** Exercise aim **
Keep the pictures out of the copy and repeat the records exactly.

[Data about app and page elements]
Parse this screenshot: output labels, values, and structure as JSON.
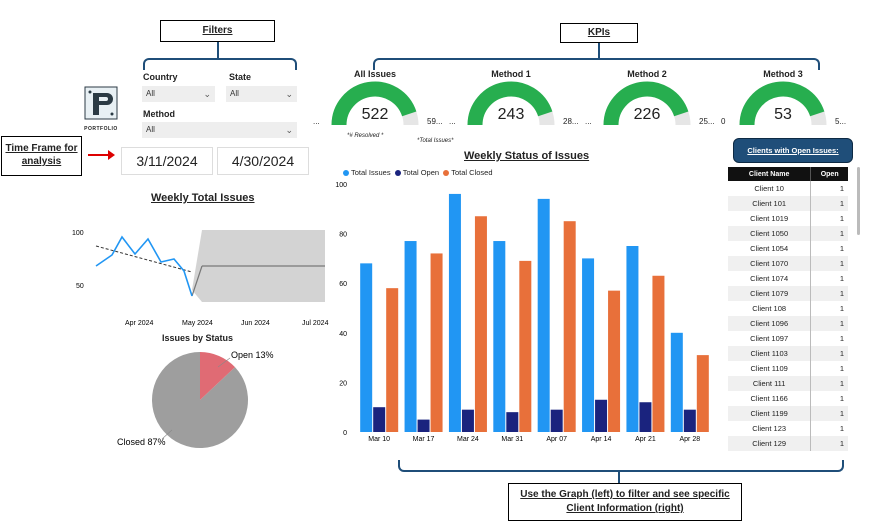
{
  "callouts": {
    "filters": "Filters",
    "kpis": "KPIs",
    "timeframe": "Time Frame for analysis",
    "bottom": "Use the Graph (left) to filter and see specific Client Information (right)"
  },
  "logo": {
    "text": "PORTFOLIO"
  },
  "filters": {
    "country_label": "Country",
    "country_value": "All",
    "state_label": "State",
    "state_value": "All",
    "method_label": "Method",
    "method_value": "All"
  },
  "dates": {
    "start": "3/11/2024",
    "end": "4/30/2024"
  },
  "kpis": [
    {
      "title": "All Issues",
      "value": "522",
      "left": "...",
      "right": "59...",
      "fraction": 0.9,
      "note_left": "*# Resolved *",
      "note_right": "*Total Issues*"
    },
    {
      "title": "Method 1",
      "value": "243",
      "left": "...",
      "right": "28...",
      "fraction": 0.9
    },
    {
      "title": "Method 2",
      "value": "226",
      "left": "...",
      "right": "25...",
      "fraction": 0.9
    },
    {
      "title": "Method 3",
      "value": "53",
      "left": "0",
      "right": "5...",
      "fraction": 0.9
    }
  ],
  "colors": {
    "accent_blue": "#1f4e79",
    "gauge_green": "#27ae4f",
    "total": "#2196f3",
    "open": "#1a237e",
    "closed": "#e8703a",
    "pie_open": "#e06b74",
    "pie_closed": "#9e9e9e"
  },
  "weekly_total": {
    "title": "Weekly Total Issues",
    "y_ticks": [
      "100",
      "50"
    ],
    "x_ticks": [
      "Apr 2024",
      "May 2024",
      "Jun 2024",
      "Jul 2024"
    ]
  },
  "pie": {
    "title": "Issues by Status",
    "open_label": "Open 13%",
    "closed_label": "Closed 87%",
    "open_pct": 13,
    "closed_pct": 87
  },
  "chart_data": {
    "type": "bar",
    "title": "Weekly Status of Issues",
    "categories": [
      "Mar 10",
      "Mar 17",
      "Mar 24",
      "Mar 31",
      "Apr 07",
      "Apr 14",
      "Apr 21",
      "Apr 28"
    ],
    "series": [
      {
        "name": "Total Issues",
        "values": [
          68,
          77,
          96,
          77,
          94,
          70,
          75,
          40
        ]
      },
      {
        "name": "Total Open",
        "values": [
          10,
          5,
          9,
          8,
          9,
          13,
          12,
          9
        ]
      },
      {
        "name": "Total Closed",
        "values": [
          58,
          72,
          87,
          69,
          85,
          57,
          63,
          31
        ]
      }
    ],
    "ylim": [
      0,
      100
    ],
    "y_ticks": [
      0,
      20,
      40,
      60,
      80,
      100
    ],
    "legend": "top-left"
  },
  "clients": {
    "title": "Clients with Open Issues:",
    "headers": [
      "Client Name",
      "Open"
    ],
    "rows": [
      [
        "Client 10",
        "1"
      ],
      [
        "Client 101",
        "1"
      ],
      [
        "Client 1019",
        "1"
      ],
      [
        "Client 1050",
        "1"
      ],
      [
        "Client 1054",
        "1"
      ],
      [
        "Client 1070",
        "1"
      ],
      [
        "Client 1074",
        "1"
      ],
      [
        "Client 1079",
        "1"
      ],
      [
        "Client 108",
        "1"
      ],
      [
        "Client 1096",
        "1"
      ],
      [
        "Client 1097",
        "1"
      ],
      [
        "Client 1103",
        "1"
      ],
      [
        "Client 1109",
        "1"
      ],
      [
        "Client 111",
        "1"
      ],
      [
        "Client 1166",
        "1"
      ],
      [
        "Client 1199",
        "1"
      ],
      [
        "Client 123",
        "1"
      ],
      [
        "Client 129",
        "1"
      ]
    ]
  }
}
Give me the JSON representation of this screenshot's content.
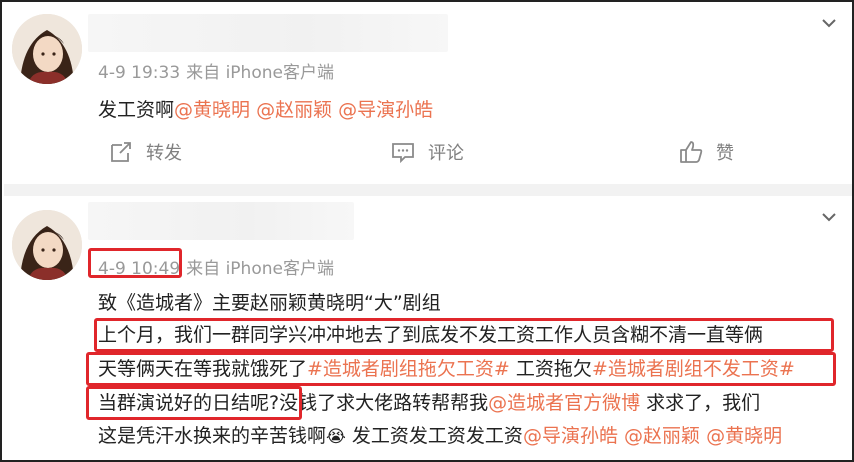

** Written solution **
Parse this screenshot: output labels, values, and structure as JSON.
{
  "callouts": {
    "filters": "Filters",
    "kpis": "KPIs",
    "timeframe": "Time Frame for analysis",
    "bottom": "Use the Graph (left) to filter and see specific Client Information (right)"
  },
  "logo": {
    "text": "PORTFOLIO"
  },
  "filters": {
    "country_label": "Country",
    "country_value": "All",
    "state_label": "State",
    "state_value": "All",
    "method_label": "Method",
    "method_value": "All"
  },
  "dates": {
    "start": "3/11/2024",
    "end": "4/30/2024"
  },
  "kpis": [
    {
      "title": "All Issues",
      "value": "522",
      "left": "...",
      "right": "59...",
      "fraction": 0.9,
      "note_left": "*# Resolved *",
      "note_right": "*Total Issues*"
    },
    {
      "title": "Method 1",
      "value": "243",
      "left": "...",
      "right": "28...",
      "fraction": 0.9
    },
    {
      "title": "Method 2",
      "value": "226",
      "left": "...",
      "right": "25...",
      "fraction": 0.9
    },
    {
      "title": "Method 3",
      "value": "53",
      "left": "0",
      "right": "5...",
      "fraction": 0.9
    }
  ],
  "colors": {
    "accent_blue": "#1f4e79",
    "gauge_green": "#27ae4f",
    "total": "#2196f3",
    "open": "#1a237e",
    "closed": "#e8703a",
    "pie_open": "#e06b74",
    "pie_closed": "#9e9e9e"
  },
  "weekly_total": {
    "title": "Weekly Total Issues",
    "y_ticks": [
      "100",
      "50"
    ],
    "x_ticks": [
      "Apr 2024",
      "May 2024",
      "Jun 2024",
      "Jul 2024"
    ]
  },
  "pie": {
    "title": "Issues by Status",
    "open_label": "Open 13%",
    "closed_label": "Closed 87%",
    "open_pct": 13,
    "closed_pct": 87
  },
  "chart_data": {
    "type": "bar",
    "title": "Weekly Status of Issues",
    "categories": [
      "Mar 10",
      "Mar 17",
      "Mar 24",
      "Mar 31",
      "Apr 07",
      "Apr 14",
      "Apr 21",
      "Apr 28"
    ],
    "series": [
      {
        "name": "Total Issues",
        "values": [
          68,
          77,
          96,
          77,
          94,
          70,
          75,
          40
        ]
      },
      {
        "name": "Total Open",
        "values": [
          10,
          5,
          9,
          8,
          9,
          13,
          12,
          9
        ]
      },
      {
        "name": "Total Closed",
        "values": [
          58,
          72,
          87,
          69,
          85,
          57,
          63,
          31
        ]
      }
    ],
    "ylim": [
      0,
      100
    ],
    "y_ticks": [
      0,
      20,
      40,
      60,
      80,
      100
    ],
    "legend": "top-left"
  },
  "clients": {
    "title": "Clients with Open Issues:",
    "headers": [
      "Client Name",
      "Open"
    ],
    "rows": [
      [
        "Client 10",
        "1"
      ],
      [
        "Client 101",
        "1"
      ],
      [
        "Client 1019",
        "1"
      ],
      [
        "Client 1050",
        "1"
      ],
      [
        "Client 1054",
        "1"
      ],
      [
        "Client 1070",
        "1"
      ],
      [
        "Client 1074",
        "1"
      ],
      [
        "Client 1079",
        "1"
      ],
      [
        "Client 108",
        "1"
      ],
      [
        "Client 1096",
        "1"
      ],
      [
        "Client 1097",
        "1"
      ],
      [
        "Client 1103",
        "1"
      ],
      [
        "Client 1109",
        "1"
      ],
      [
        "Client 111",
        "1"
      ],
      [
        "Client 1166",
        "1"
      ],
      [
        "Client 1199",
        "1"
      ],
      [
        "Client 123",
        "1"
      ],
      [
        "Client 129",
        "1"
      ]
    ]
  }
}
Give me the JSON representation of this screenshot's content.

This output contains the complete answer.